U of T news
  • Follow U of T News

Maker Faire: U of T startups share tech wonders at the biggest-ever event for Toronto's 'maker' community

Sojourn Labs, Icewire Makerspace, InteraXon and others met with makers of all ages

Engineering alumni Ramy Ghattas and Paul Giampuzzi share the secrets of robotics at Maker Faire – and regularly through their education startup, Logics Academy (photo by five by five photography)

Wheeling, floating, flying and soldering.

These were just a few of the adventures University of Toronto entrepreneurs, students and more than 10,000 Toronto ‘makers’ of all ages got their hands on at the 2014 Toronto Mini Maker Faire, hosted at Toronto Reference Library on November 21 and 22.

“It’s a nice place for us, culturally, because everyone that comes here already believes the process of making things is something we should value,” said U of T student Phil Lam, co-founder of Sojourn Labs, a startup based at U of T. (See Sojourn Labs and the other U of T gadgets and makers in this photo gallery)

“To be in this community is really rewarding, because that’s what we believe, too: we believe that making things is something we should be doing as a society, and valuing as a society, and it’s nice to be with people who feel the same way.”

Lam and his co-founder, student Jonathan Lung, are developing a human-powered car-bike hybrid with help from U of T’s Impact Centre and their vehicle was featured in several media stories about this second Toronto edition of Maker Faire. (Watch the CHCH television story featuring Sojourn Labs) 

From a business development point of view, Lam said he appreciated the market feedback. 

“This kind of potential customer interaction allows us to refine our design, refine our ideas and refine our pitch,” he said. “But I find Maker Faire a really neat place because they do all sorts of progressive things when it comes to education: authentic learning experiences, experiential learning.”

The Maker Faire concept was launched in 2006 by Make magazine as an interactive science-fair-style event celebrating engineering, arts, science and the 'do-it-yourself' mindset. Since then, a growing interest in DIY-culture has resulted in independent editions, dubbed 'Mini Maker Faires,' popping up across the globe as communities gather to encourage fun, creative, experiential learning of makery. Many aspects are also geared towards kids' involvement with science, technology, engineering and math.

kids compete with battle bots at the Maker Faire

With hands-on robot battles, rocket launches and design-it-yourself boat races – in addition to soldering and 3D workshops, laser tag, and two floors of exhibits from hobbyists and small businesses – there was a lot to experience for ‘makers’ from all backgrounds at the latest Toronto edition.

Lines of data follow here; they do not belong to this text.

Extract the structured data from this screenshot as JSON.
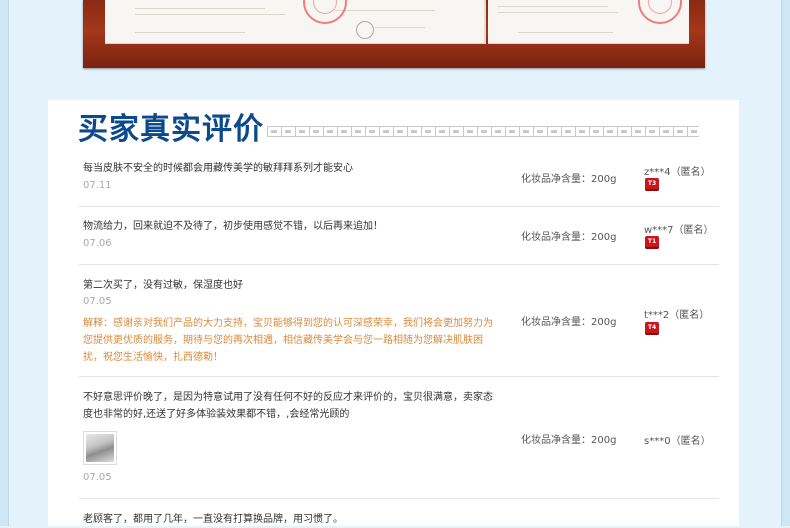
{
  "section_title": "买家真实评价",
  "reviews": [
    {
      "comment": "每当皮肤不安全的时候都会用藏传美学的敏拜拜系列才能安心",
      "date": "07.11",
      "spec": "化妆品净含量：200g",
      "user": "z***4（匿名）",
      "badge": "T3"
    },
    {
      "comment": "物流给力，回来就迫不及待了，初步使用感觉不错，以后再来追加！",
      "date": "07.06",
      "spec": "化妆品净含量：200g",
      "user": "w***7（匿名）",
      "badge": "T1"
    },
    {
      "comment": "第二次买了，没有过敏，保湿度也好",
      "date": "07.05",
      "reply": "解释：感谢亲对我们产品的大力支持，宝贝能够得到您的认可深感荣幸，我们将会更加努力为您提供更优质的服务，期待与您的再次相遇，相信藏传美学会与您一路相随为您解决肌肤困扰，祝您生活愉快，扎西德勒！",
      "spec": "化妆品净含量：200g",
      "user": "t***2（匿名）",
      "badge": "T4"
    },
    {
      "comment": "不好意思评价晚了，是因为特意试用了没有任何不好的反应才来评价的，宝贝很满意，卖家态度也非常的好,还送了好多体验装效果都不错，,会经常光顾的",
      "date": "07.05",
      "spec": "化妆品净含量：200g",
      "user": "s***0（匿名）"
    },
    {
      "comment": "老顾客了，都用了几年，一直没有打算换品牌，用习惯了。"
    }
  ]
}
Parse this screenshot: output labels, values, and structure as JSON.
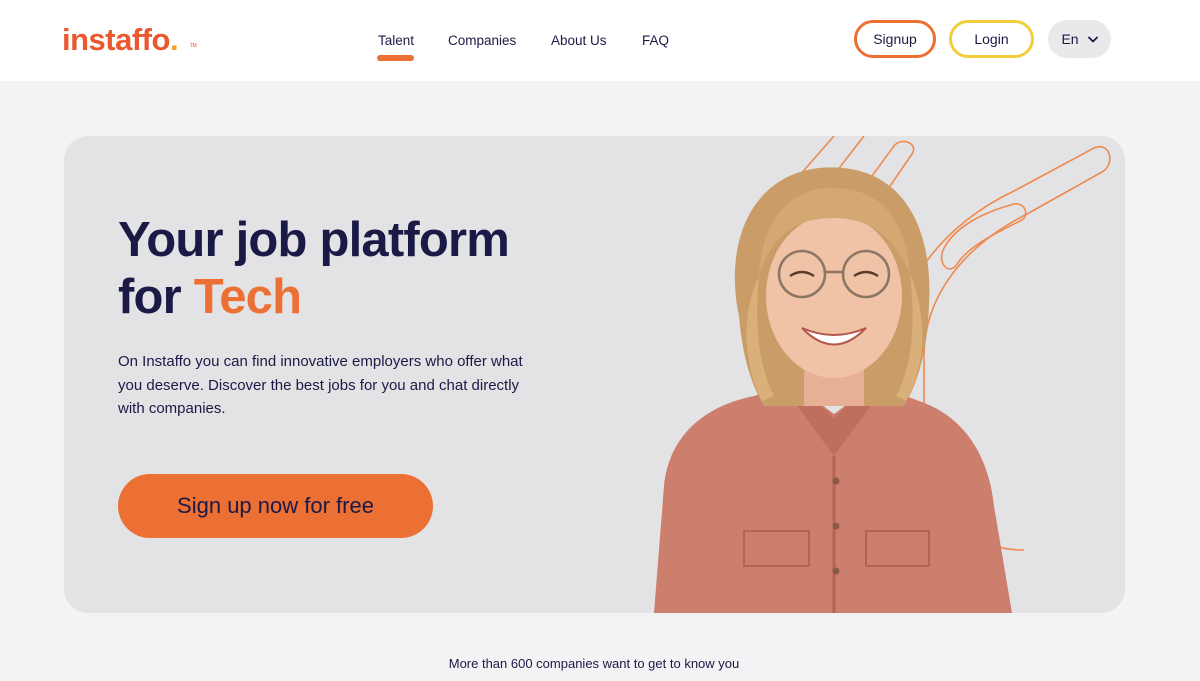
{
  "brand": {
    "logo_text": "instaffo",
    "logo_dot": ".",
    "logo_tm": "TM",
    "accent_color": "#ec6f33",
    "login_color": "#f4cd3a",
    "text_color": "#1b1a46"
  },
  "nav": {
    "items": [
      {
        "label": "Talent",
        "active": true
      },
      {
        "label": "Companies",
        "active": false
      },
      {
        "label": "About Us",
        "active": false
      },
      {
        "label": "FAQ",
        "active": false
      }
    ]
  },
  "header": {
    "signup_label": "Signup",
    "login_label": "Login",
    "language": "En",
    "language_icon": "chevron-down-icon"
  },
  "hero": {
    "title_line1": "Your job platform",
    "title_line2_prefix": "for ",
    "title_line2_accent": "Tech",
    "description": "On Instaffo you can find innovative employers who offer what you deserve. Discover the best jobs for you and chat directly with companies.",
    "cta_label": "Sign up now for free"
  },
  "footer_note": "More than 600 companies want to get to know you"
}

“It was wonderfully surprising how fully everyone embraced the event,” said Elena Yunusov, Maker Faire co-organizer and communications officer with U of T's Undergraduate Medical Education. She said the event grew significantly after its debut last year at Wychwood Barns.

“The library – our key partner – said ‘yes’ to almost anything we suggested, no matter how wild. Makers flooded us with applications. We blew past our registration targets weeks before the event received any media coverage. And the sheer excitement of people, especially children, who came to the event completely warmed our hearts and made us glow with the happy kind of exhaustion.”  

Maker Faire projects and demos driven by U of T students, researchers and alumni included Sojourn Labs; Icewire Makerspace; Get Your Bot On; Logics Academy; hitchBOT; InteraXon; R2D2 Builders Group; and the U of T Human-Powered Vehicle Design Team and their super fast bicycle-type vehicle, Bluenose.

“I like it because it’s stuff you don’t learn in class, it’s very practical experience,” said Bruce Hu, a second-year engineering student and volunteer on the Human-Powered Vehicle Design Team. “This is a full design, a full package. You design and then you build.”